▶ _Exercise prompt_
Find every line of the records that has "Attempted" and return it.

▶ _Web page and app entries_
§

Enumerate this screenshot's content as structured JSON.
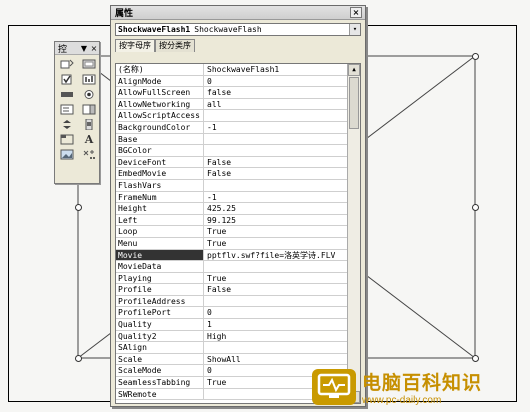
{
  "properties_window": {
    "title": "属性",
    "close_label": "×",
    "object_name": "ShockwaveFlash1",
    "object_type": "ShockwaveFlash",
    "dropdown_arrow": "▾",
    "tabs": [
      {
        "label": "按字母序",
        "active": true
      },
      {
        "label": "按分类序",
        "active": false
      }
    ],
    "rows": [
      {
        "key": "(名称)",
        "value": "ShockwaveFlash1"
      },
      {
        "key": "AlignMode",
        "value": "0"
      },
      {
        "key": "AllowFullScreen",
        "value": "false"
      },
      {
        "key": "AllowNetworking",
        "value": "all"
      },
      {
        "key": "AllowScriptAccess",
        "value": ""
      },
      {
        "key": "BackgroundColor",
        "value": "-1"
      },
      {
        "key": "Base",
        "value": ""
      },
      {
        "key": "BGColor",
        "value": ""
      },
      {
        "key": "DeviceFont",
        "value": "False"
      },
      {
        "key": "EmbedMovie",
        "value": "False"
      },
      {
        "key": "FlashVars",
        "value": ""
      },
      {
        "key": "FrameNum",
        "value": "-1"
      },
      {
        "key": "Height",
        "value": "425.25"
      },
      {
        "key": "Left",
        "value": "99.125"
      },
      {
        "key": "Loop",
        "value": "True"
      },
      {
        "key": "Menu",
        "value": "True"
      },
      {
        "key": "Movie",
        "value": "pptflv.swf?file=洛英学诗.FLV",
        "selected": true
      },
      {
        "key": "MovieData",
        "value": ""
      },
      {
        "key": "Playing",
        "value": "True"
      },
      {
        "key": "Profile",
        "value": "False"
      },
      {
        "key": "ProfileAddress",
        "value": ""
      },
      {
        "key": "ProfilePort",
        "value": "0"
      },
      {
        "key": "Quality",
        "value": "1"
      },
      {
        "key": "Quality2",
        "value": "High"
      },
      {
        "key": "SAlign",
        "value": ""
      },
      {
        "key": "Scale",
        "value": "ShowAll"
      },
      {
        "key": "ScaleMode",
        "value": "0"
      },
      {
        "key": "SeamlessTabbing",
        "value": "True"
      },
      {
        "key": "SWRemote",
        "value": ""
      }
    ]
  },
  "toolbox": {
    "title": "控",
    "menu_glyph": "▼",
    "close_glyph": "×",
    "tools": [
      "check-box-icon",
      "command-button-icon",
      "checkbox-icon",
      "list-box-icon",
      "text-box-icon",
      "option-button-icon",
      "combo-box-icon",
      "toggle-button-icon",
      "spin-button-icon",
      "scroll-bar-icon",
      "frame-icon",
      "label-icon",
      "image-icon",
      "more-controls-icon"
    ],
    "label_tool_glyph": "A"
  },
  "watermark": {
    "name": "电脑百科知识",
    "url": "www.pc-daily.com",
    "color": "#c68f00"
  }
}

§

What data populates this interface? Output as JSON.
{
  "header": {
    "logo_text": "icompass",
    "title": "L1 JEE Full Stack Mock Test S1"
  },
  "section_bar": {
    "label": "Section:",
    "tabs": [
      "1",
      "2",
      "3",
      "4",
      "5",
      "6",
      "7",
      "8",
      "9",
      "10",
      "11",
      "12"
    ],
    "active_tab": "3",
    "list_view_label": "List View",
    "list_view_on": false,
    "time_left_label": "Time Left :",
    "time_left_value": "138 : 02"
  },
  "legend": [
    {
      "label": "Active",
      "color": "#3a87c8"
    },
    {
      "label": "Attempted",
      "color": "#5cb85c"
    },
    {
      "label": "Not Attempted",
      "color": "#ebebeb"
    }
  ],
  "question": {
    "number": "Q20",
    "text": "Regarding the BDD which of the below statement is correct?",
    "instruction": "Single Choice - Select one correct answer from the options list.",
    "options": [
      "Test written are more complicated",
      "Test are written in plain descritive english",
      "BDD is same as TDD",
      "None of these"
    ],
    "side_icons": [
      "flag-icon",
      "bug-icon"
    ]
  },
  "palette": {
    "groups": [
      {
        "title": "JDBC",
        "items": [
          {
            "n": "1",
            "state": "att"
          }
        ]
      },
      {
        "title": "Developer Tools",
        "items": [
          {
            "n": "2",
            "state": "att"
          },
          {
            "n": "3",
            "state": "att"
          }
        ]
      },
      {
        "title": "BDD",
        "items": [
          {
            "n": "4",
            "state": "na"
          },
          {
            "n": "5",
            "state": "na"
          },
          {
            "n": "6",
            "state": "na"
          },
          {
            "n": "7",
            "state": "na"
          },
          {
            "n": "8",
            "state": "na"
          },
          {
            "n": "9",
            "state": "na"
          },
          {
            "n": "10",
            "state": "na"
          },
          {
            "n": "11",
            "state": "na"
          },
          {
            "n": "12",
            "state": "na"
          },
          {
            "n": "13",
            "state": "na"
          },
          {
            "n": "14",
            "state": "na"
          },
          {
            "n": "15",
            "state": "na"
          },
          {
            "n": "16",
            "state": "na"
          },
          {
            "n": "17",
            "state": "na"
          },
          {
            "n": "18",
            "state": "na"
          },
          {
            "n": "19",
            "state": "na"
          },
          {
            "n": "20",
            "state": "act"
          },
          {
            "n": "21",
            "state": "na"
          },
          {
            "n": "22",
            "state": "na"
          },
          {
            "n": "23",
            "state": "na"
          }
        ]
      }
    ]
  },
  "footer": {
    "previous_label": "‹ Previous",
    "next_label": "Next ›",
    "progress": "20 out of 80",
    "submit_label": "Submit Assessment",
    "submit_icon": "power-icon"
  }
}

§

▶ _Expected answer_
      "label": "Attempted",
      "label": "Not Attempted",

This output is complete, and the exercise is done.